  93. ^ Hollingsworth, Julia (June 11, 2019). "Almost 600 plant species have become extinct in the last 250 years". CNN. Retrieved January 14, 2020The research -- published Monday in Nature, Ecology & Evolution journal -- found that 571 plant species have disappeared from the wild worldwide, and that plant extinction is occurring up to 500 times faster than the rate it would without human intervention.
  94. ^ Guy, Jack (September 30, 2020). "Around 40% of the world's plant species are threatened with extinction". CNN. Retrieved September 1, 2021.
  95. ^ Watts, Jonathan (August 31, 2021). "Up to half of world's wild tree species could be at risk of extinction"The Guardian. Retrieved September 1, 2021.

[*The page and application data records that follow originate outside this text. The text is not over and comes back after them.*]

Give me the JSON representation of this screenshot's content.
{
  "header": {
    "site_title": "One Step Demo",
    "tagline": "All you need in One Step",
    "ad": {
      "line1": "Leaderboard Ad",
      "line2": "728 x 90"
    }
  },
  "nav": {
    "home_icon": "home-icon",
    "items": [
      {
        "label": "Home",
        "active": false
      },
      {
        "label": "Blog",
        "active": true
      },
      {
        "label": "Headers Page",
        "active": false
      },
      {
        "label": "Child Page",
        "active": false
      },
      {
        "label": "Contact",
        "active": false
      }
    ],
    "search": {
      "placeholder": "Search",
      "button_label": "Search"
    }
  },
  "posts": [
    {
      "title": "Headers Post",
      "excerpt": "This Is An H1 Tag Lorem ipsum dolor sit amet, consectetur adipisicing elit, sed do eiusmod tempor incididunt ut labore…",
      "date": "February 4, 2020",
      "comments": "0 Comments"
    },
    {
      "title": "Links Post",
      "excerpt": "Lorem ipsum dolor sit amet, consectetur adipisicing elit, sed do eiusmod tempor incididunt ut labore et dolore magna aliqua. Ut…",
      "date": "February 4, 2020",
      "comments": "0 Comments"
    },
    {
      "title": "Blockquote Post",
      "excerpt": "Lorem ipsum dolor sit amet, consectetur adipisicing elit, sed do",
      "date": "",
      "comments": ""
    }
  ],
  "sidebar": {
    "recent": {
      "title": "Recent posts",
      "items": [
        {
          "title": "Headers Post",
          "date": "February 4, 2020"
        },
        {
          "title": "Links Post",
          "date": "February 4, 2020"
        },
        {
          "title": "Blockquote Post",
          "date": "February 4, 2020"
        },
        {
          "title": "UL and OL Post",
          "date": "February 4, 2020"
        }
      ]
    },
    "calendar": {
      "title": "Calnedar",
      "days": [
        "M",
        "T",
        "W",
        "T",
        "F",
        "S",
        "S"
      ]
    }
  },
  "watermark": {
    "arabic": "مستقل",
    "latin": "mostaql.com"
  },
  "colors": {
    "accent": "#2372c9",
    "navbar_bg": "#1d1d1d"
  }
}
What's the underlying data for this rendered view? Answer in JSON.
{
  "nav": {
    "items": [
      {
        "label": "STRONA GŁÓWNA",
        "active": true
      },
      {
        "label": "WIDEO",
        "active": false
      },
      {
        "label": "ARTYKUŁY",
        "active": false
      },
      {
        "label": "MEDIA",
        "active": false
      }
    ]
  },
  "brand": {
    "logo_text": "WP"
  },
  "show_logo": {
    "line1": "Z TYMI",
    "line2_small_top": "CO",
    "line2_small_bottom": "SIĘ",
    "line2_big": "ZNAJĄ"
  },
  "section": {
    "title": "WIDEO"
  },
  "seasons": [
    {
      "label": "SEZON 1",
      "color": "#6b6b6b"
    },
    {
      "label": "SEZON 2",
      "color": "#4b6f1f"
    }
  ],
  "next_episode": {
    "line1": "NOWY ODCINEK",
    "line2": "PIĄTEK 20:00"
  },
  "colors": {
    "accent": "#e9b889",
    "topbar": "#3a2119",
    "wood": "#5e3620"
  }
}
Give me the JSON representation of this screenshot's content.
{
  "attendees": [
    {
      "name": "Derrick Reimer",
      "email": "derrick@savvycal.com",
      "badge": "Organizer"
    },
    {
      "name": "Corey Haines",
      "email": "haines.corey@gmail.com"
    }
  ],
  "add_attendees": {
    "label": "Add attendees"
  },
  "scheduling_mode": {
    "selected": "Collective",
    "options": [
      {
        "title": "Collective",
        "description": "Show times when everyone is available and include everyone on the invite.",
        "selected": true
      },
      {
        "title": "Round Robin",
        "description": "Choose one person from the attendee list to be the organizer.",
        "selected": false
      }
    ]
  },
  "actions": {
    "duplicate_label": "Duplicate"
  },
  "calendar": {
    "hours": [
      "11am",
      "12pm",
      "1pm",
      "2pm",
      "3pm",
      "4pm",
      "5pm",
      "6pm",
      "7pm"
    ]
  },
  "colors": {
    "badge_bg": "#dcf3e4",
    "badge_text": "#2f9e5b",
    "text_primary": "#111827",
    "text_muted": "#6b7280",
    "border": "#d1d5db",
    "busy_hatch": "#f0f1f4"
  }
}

  96. ^ De Vos, Jurriaan M.; Joppa, Lucas N.; Gittleman, John L.; Stephens, Patrick R.; Pimm, Stuart L. (2014-08-26). "Estimating the normal background rate of species extinction" (PDF)Conservation Biology (in Spanish). 29 (2): 452–462. doi:10.1111/cobi.12380ISSN 0888-8892PMID 25159086S2CID 19121609.
  97. ^ Pimm, S. L.; Jenkins, C. N.; Abell, R.; Brooks, T. M.; Gittleman, J. L.; Joppa, L. N.; Raven, P. H.; Roberts, C. M.; Sexton, J. O. (30 May 2014). "The biodiversity of species and their rates of extinction, distribution, and protection" (PDF)Science344 (6187): 1246752. doi:10.1126/science.1246752PMID 24876501S2CID 206552746The overarching driver of species extinction is human population growth and increasing per capita consumption.

Further reading

External links